Flight Restrictions

Airspace is one of the most important areas of knowledge a drone operator needs in order to fly safely. For Part 107 operators, the FAA requires you to know about “Airspace classification, operating requirements, and flight restrictions affecting small uncrewed aircraft operation” for the initial and recurrent exams. Recreational operators fly under the same rules

Of the three, flight restrictions affecting UAS are most likely to be overlooked or confusing to operators, in part because there are so many different types of restrictions. Many flight restricted areas like Prohibited Areas and Restricted Areas hardly ever change and are listed on sectional maps.
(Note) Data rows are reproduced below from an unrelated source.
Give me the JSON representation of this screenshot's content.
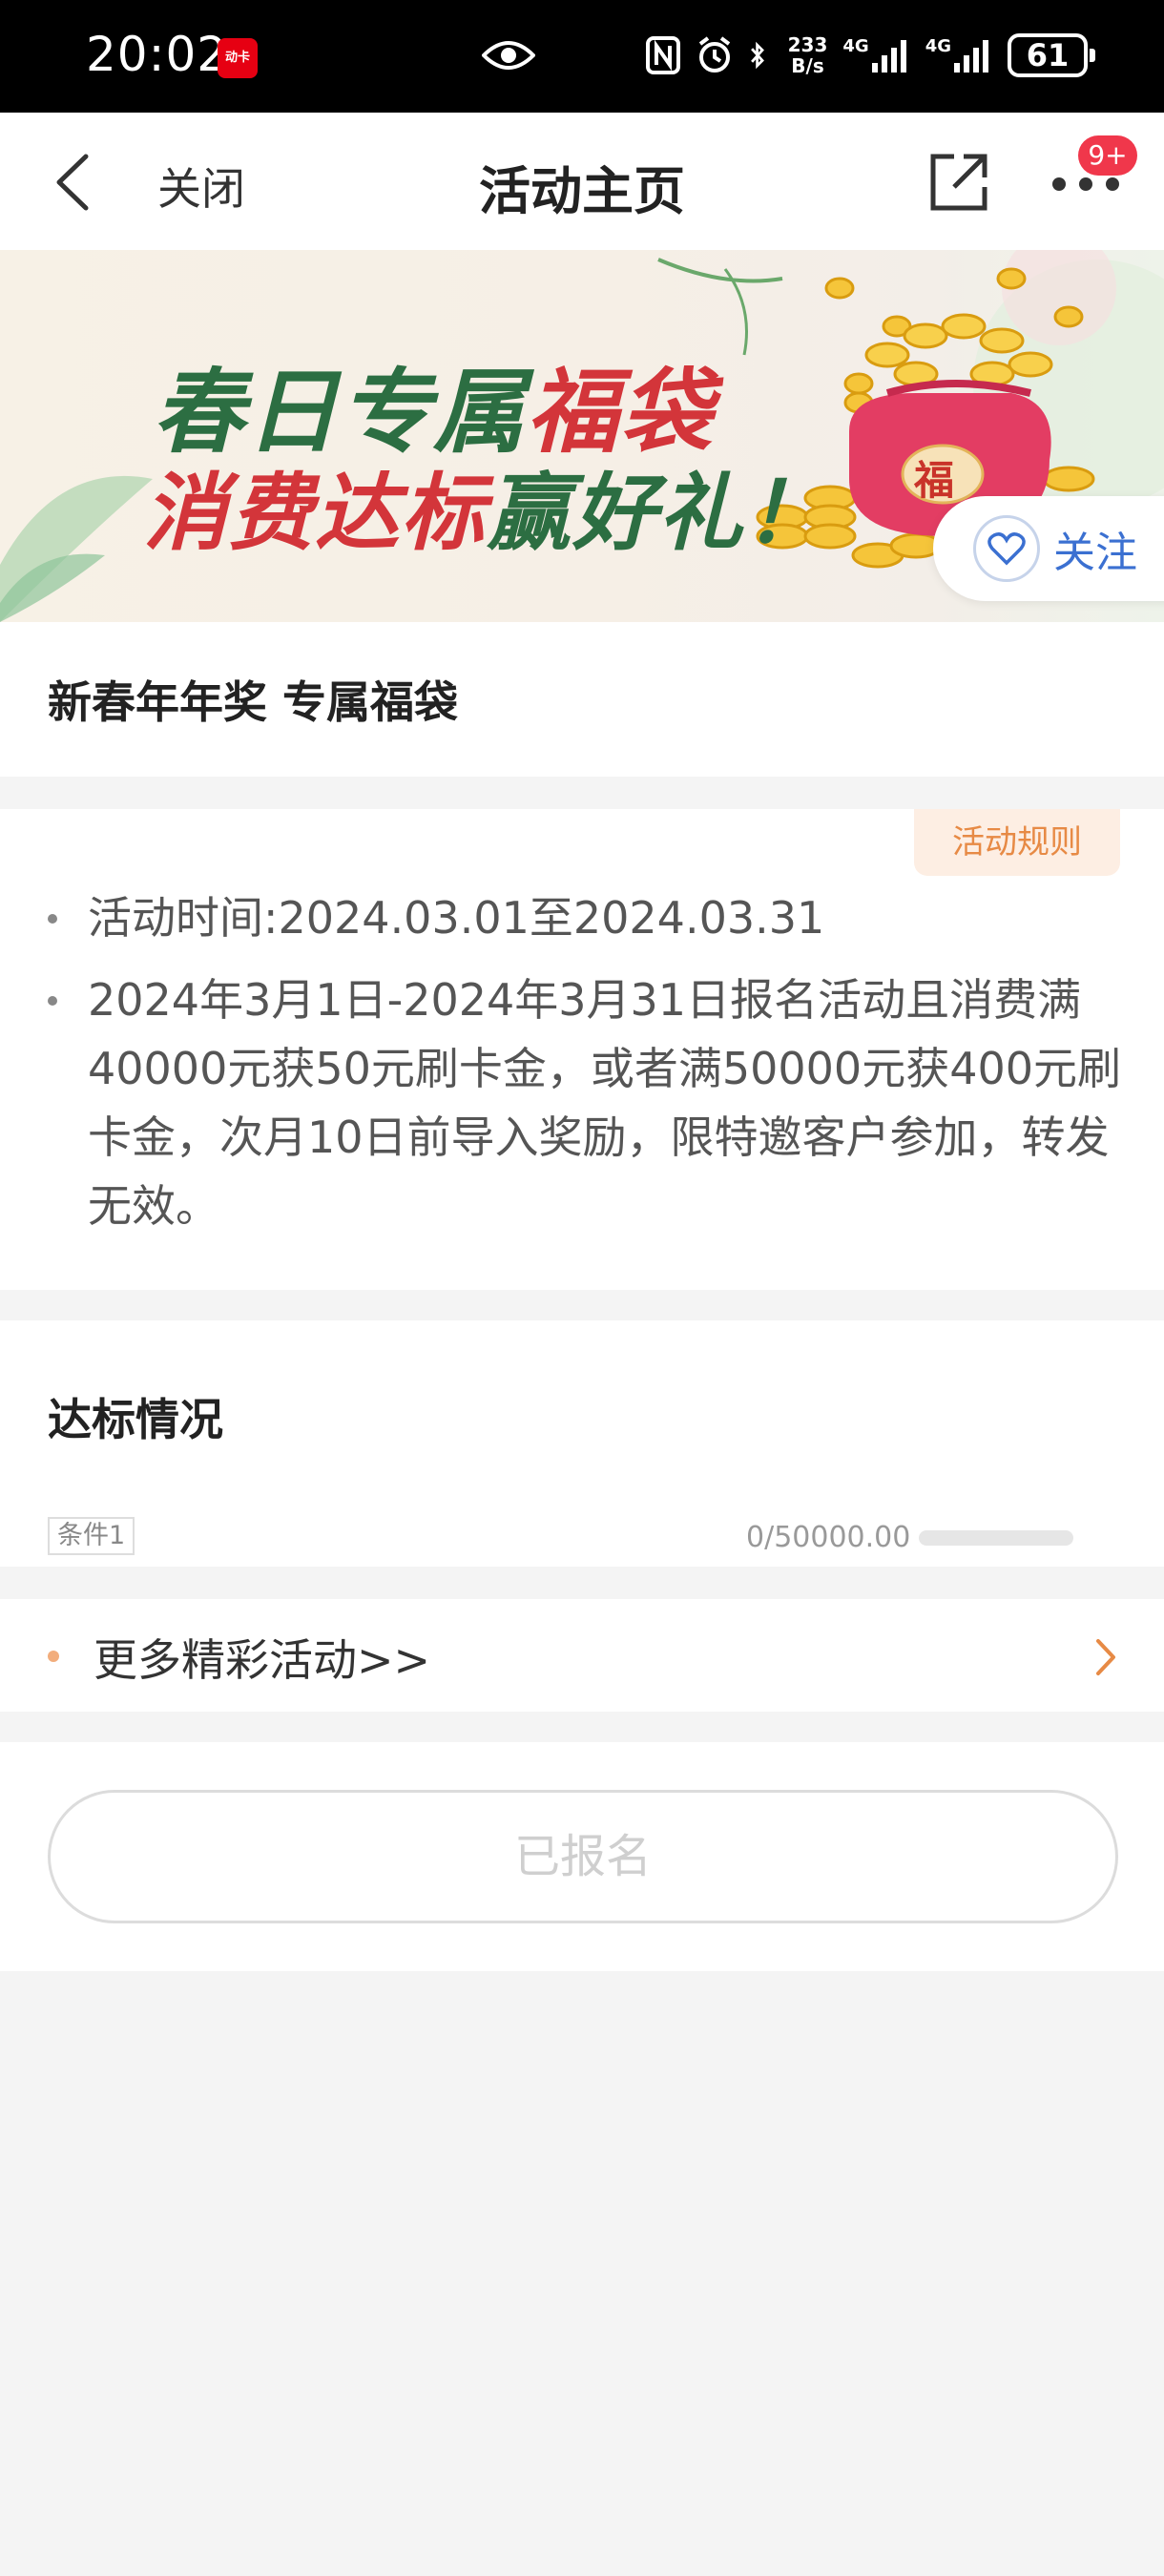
{
  "status_bar": {
    "time": "20:02",
    "app_icon_text": "动卡",
    "speed_top": "233",
    "speed_bottom": "B/s",
    "net1": "4G",
    "net2": "4G",
    "battery": "61"
  },
  "nav": {
    "close_label": "关闭",
    "title": "活动主页",
    "badge": "9+"
  },
  "banner": {
    "line1_a": "春日专属",
    "line1_b": "福袋",
    "line2_a": "消费达标",
    "line2_b": "赢好礼！",
    "bag_char": "福",
    "follow_label": "关注"
  },
  "title_card": {
    "title": "新春年年奖 专属福袋"
  },
  "rules": {
    "button_label": "活动规则",
    "items": [
      "活动时间:2024.03.01至2024.03.31",
      "2024年3月1日-2024年3月31日报名活动且消费满40000元获50元刷卡金，或者满50000元获400元刷卡金，次月10日前导入奖励，限特邀客户参加，转发无效。"
    ]
  },
  "progress": {
    "title": "达标情况",
    "condition_label": "条件1",
    "value_text": "0/50000.00",
    "fraction": 0
  },
  "more": {
    "label": "更多精彩活动>>"
  },
  "signup": {
    "label": "已报名"
  },
  "colors": {
    "accent_orange": "#e78a45",
    "badge_red": "#f0374b",
    "follow_blue": "#3b70d1",
    "banner_green": "#2c6e42",
    "banner_red": "#d3353a"
  }
}
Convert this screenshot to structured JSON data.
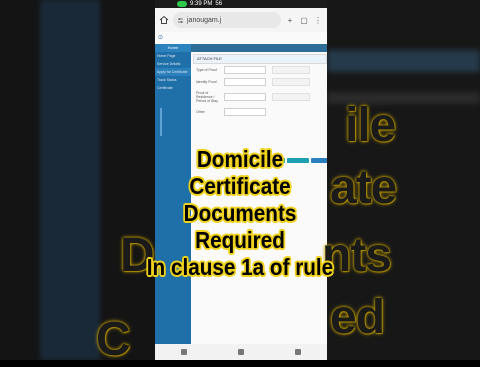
{
  "status": {
    "time": "9:39 PM",
    "extra": "56"
  },
  "browser": {
    "url": "janougam.j"
  },
  "site": {
    "sidebar_title": "Home",
    "sidebar_items": [
      "Home Page",
      "Service Details",
      "Apply for Certificate",
      "Track Status",
      "Certificate"
    ],
    "card_header": "ATTACH FILE",
    "row_labels": [
      "Type of Proof",
      "Identity Proof",
      "Proof of Residence / Period of Stay",
      "Other"
    ]
  },
  "caption": {
    "line1": "Domicile",
    "line2": "Certificate",
    "line3": "Documents",
    "line4": "Required",
    "line5": "In clause 1a of rule"
  },
  "background_text": {
    "right_1": "ile",
    "right_2": "ate",
    "right_3": "nts",
    "right_4": "ed",
    "left_1": "D",
    "left_2": "C"
  },
  "colors": {
    "caption_outline": "#f0d21c",
    "sidebar": "#1f6fa8",
    "mic": "#2ec94a"
  }
}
However, Temporary Flight Restrictions (TFRs) contain more variables in terms of how they are created, how long they last, the time of day they are active, etc. 

Between TFRs for wildfires, hurricanes, sports stadiums, and critical infrastructure, there are a lot of questions about TFRs and how they affect UAS operations. Hopefully, this blog post gives you additional information on some common TFRs and how to find more information about TFRs in order to fly safely.

What are TFRs and how are they made?

TFRs are temporary flight restrictions for aircraft operating in the national airspace system. Some of the common reasons that TFRs are issued include large sporting events, disasters, and the security of sensitive locations and VIPs. Many TFRs are issued under Part 91 of the FAA regulations and apply to UAS as well as traditional crewed aircraft, like sporting events, disasters, and security TFRs. Additionally, some TFRs are issued under Part 99.7 of the FAA regulations and apply specifically to UAS, usually to protect sensitive security areas where a low-flying UAV might be a security risk. 

TFRs correspond to NOTAMs. These are described by the FAA as notices containing information that is essential to personnel concerned with flight operations but that is not known far enough in advance to be publicized by other means. Checking for relevant NOTAMs is something every commercial or private pilot does before every flight and finding this information is an important practice for UAS operations. You can find more information on these three types of TFRs at the FAA’s TFR page and visually in the Kittyhawk and B4UFLY apps.

Click to view the FAA's map of all active TFRs.

National Security UAS Flight Restrictions (NSUFRs)

As mentioned above, the National Security UAS Flight Restrictions are important TFRs that cover sensitive security locations, usually belonging to the Dept. of Energy or Dept. of Defense. NOTAM FDC 9/3817 describes the type of restrictions (Avoid flying 3000 ft laterally and 1000 feet above DoE and DoD facilities and mobile assets) and the consequences (DOJ, DOD, or DHS can seize or destroy your UAV). Importantly, the NOTAM directs you where to go to find the specific locations and see them visually: The FAA’s UAS Data Delivery System, specifically the page depicting these NSUFRs. The easiest way to find this information is through the Kittyhawk and B4UFLY apps.

Stadium TFRs

Many UAS operators are aware that TFRs are issued for major sporting events (e.g. NFL, MLB, NASCAR, Division 1 football). FDC NOTAM 0/0367 contains the details of these restrictions and what types of events are covered, but generally, it prohibits flights by all aircraft within a 3 nautical mile radius of a stadium that has a capacity of 30,000 or more people from one hour before the event is scheduled to start until 1 hour after the event finishes. Even though some of the sports leagues are playing without fans present,  the stadium TFR is based on venue capacity, not the number of people attending.

Wildfire TFRs

With most of the West Coast suffering from catastrophic wildfires in 2020, it is even more important to be aware of the rules prohibiting operating UAS around wildfires. The FAA has official information on Drones & Wildfires, but the basic answer is that if you are not a first responder, do not fly a UAV anywhere near a fire, firefighting aircraft, or anywhere it might interfere with firefighting efforts. 

TFRs are issued for fires or to aid firefighting efforts, but sometimes they may not be issued as fast as a fire is growing. If a fire has become large enough for a TFR to be issued, that data should be clearly visible in Kittyhawk and B4UFLY, but just because a TFR hasn’t been issued yet does not mean it is safe to fly. Other good sources of information to learn about local fire conditions include your state or county’s Fire Protection agency like Cal Fire or Oregon’s Dept. of Forestry

If you are a first responder looking to operate within the TFR, you can apply for a waiver using the FAA’s SGI process for emergency situations.


Join me at Kittyhawk’s virtual booth at Commercial UAV Expo during the Power Hour sessions on Wednesday, September 16th from 3:00 PM – 3:30 PM PDT to discuss how to better understand your operational airspace, including special event TFRs, tactical BVLOS waivers, and more.